## DESCRIPTION OF THE TASK
The reply should give back every entry exactly as written.

## App and web page records

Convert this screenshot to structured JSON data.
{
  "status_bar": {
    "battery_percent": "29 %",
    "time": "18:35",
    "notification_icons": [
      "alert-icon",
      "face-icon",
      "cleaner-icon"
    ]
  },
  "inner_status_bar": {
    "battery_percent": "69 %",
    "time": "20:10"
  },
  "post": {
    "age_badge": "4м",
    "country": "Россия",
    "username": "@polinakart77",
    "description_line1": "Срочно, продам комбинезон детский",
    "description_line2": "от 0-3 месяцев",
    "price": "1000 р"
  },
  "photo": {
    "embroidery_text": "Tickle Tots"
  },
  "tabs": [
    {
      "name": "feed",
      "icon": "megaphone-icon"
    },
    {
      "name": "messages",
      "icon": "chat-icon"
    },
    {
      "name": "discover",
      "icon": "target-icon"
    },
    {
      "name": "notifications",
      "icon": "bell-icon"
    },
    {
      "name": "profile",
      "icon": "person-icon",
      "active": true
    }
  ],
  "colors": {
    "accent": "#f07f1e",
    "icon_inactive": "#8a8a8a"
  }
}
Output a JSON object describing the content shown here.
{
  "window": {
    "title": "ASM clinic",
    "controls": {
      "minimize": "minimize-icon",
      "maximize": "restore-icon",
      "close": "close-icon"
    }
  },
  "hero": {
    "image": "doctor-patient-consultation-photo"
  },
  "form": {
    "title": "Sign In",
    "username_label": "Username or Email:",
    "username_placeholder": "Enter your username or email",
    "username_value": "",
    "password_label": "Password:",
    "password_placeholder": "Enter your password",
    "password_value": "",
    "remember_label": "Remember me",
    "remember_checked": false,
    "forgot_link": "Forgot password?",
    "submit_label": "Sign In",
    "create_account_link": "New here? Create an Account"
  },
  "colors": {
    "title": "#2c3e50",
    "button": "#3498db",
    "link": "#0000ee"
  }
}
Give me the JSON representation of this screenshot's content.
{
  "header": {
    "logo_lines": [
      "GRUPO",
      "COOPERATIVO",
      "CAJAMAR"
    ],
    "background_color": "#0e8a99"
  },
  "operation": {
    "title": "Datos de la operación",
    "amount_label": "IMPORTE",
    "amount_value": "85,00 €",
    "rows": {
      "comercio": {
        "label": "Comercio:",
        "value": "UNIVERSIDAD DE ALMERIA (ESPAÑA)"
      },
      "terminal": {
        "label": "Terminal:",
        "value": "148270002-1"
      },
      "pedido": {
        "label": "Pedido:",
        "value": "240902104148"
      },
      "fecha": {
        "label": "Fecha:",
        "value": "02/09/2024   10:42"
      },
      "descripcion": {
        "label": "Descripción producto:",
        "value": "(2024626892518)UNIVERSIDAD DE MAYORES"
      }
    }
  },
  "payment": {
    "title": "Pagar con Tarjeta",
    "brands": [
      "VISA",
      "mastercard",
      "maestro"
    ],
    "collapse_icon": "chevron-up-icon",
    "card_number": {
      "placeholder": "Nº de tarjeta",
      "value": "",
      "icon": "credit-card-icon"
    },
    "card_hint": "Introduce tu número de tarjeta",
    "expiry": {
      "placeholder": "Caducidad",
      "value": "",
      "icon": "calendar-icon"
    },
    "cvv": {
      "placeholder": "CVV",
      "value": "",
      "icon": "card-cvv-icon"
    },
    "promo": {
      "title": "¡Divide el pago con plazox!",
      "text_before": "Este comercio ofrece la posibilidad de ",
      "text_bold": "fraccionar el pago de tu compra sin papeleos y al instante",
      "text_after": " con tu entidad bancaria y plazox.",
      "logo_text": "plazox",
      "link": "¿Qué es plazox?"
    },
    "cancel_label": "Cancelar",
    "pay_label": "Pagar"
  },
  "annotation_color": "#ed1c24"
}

## REPLY
Convert this screenshot to structured JSON data.
{
  "status_bar": {
    "battery_percent": "29 %",
    "time": "18:35",
    "notification_icons": [
      "alert-icon",
      "face-icon",
      "cleaner-icon"
    ]
  },
  "inner_status_bar": {
    "battery_percent": "69 %",
    "time": "20:10"
  },
  "post": {
    "age_badge": "4м",
    "country": "Россия",
    "username": "@polinakart77",
    "description_line1": "Срочно, продам комбинезон детский",
    "description_line2": "от 0-3 месяцев",
    "price": "1000 р"
  },
  "photo": {
    "embroidery_text": "Tickle Tots"
  },
  "tabs": [
    {
      "name": "feed",
      "icon": "megaphone-icon"
    },
    {
      "name": "messages",
      "icon": "chat-icon"
    },
    {
      "name": "discover",
      "icon": "target-icon"
    },
    {
      "name": "notifications",
      "icon": "bell-icon"
    },
    {
      "name": "profile",
      "icon": "person-icon",
      "active": true
    }
  ],
  "colors": {
    "accent": "#f07f1e",
    "icon_inactive": "#8a8a8a"
  }
}
Output a JSON object describing the content shown here.
{
  "window": {
    "title": "ASM clinic",
    "controls": {
      "minimize": "minimize-icon",
      "maximize": "restore-icon",
      "close": "close-icon"
    }
  },
  "hero": {
    "image": "doctor-patient-consultation-photo"
  },
  "form": {
    "title": "Sign In",
    "username_label": "Username or Email:",
    "username_placeholder": "Enter your username or email",
    "username_value": "",
    "password_label": "Password:",
    "password_placeholder": "Enter your password",
    "password_value": "",
    "remember_label": "Remember me",
    "remember_checked": false,
    "forgot_link": "Forgot password?",
    "submit_label": "Sign In",
    "create_account_link": "New here? Create an Account"
  },
  "colors": {
    "title": "#2c3e50",
    "button": "#3498db",
    "link": "#0000ee"
  }
}
Give me the JSON representation of this screenshot's content.
{
  "header": {
    "logo_lines": [
      "GRUPO",
      "COOPERATIVO",
      "CAJAMAR"
    ],
    "background_color": "#0e8a99"
  },
  "operation": {
    "title": "Datos de la operación",
    "amount_label": "IMPORTE",
    "amount_value": "85,00 €",
    "rows": {
      "comercio": {
        "label": "Comercio:",
        "value": "UNIVERSIDAD DE ALMERIA (ESPAÑA)"
      },
      "terminal": {
        "label": "Terminal:",
        "value": "148270002-1"
      },
      "pedido": {
        "label": "Pedido:",
        "value": "240902104148"
      },
      "fecha": {
        "label": "Fecha:",
        "value": "02/09/2024   10:42"
      },
      "descripcion": {
        "label": "Descripción producto:",
        "value": "(2024626892518)UNIVERSIDAD DE MAYORES"
      }
    }
  },
  "payment": {
    "title": "Pagar con Tarjeta",
    "brands": [
      "VISA",
      "mastercard",
      "maestro"
    ],
    "collapse_icon": "chevron-up-icon",
    "card_number": {
      "placeholder": "Nº de tarjeta",
      "value": "",
      "icon": "credit-card-icon"
    },
    "card_hint": "Introduce tu número de tarjeta",
    "expiry": {
      "placeholder": "Caducidad",
      "value": "",
      "icon": "calendar-icon"
    },
    "cvv": {
      "placeholder": "CVV",
      "value": "",
      "icon": "card-cvv-icon"
    },
    "promo": {
      "title": "¡Divide el pago con plazox!",
      "text_before": "Este comercio ofrece la posibilidad de ",
      "text_bold": "fraccionar el pago de tu compra sin papeleos y al instante",
      "text_after": " con tu entidad bancaria y plazox.",
      "logo_text": "plazox",
      "link": "¿Qué es plazox?"
    },
    "cancel_label": "Cancelar",
    "pay_label": "Pagar"
  },
  "annotation_color": "#ed1c24"
}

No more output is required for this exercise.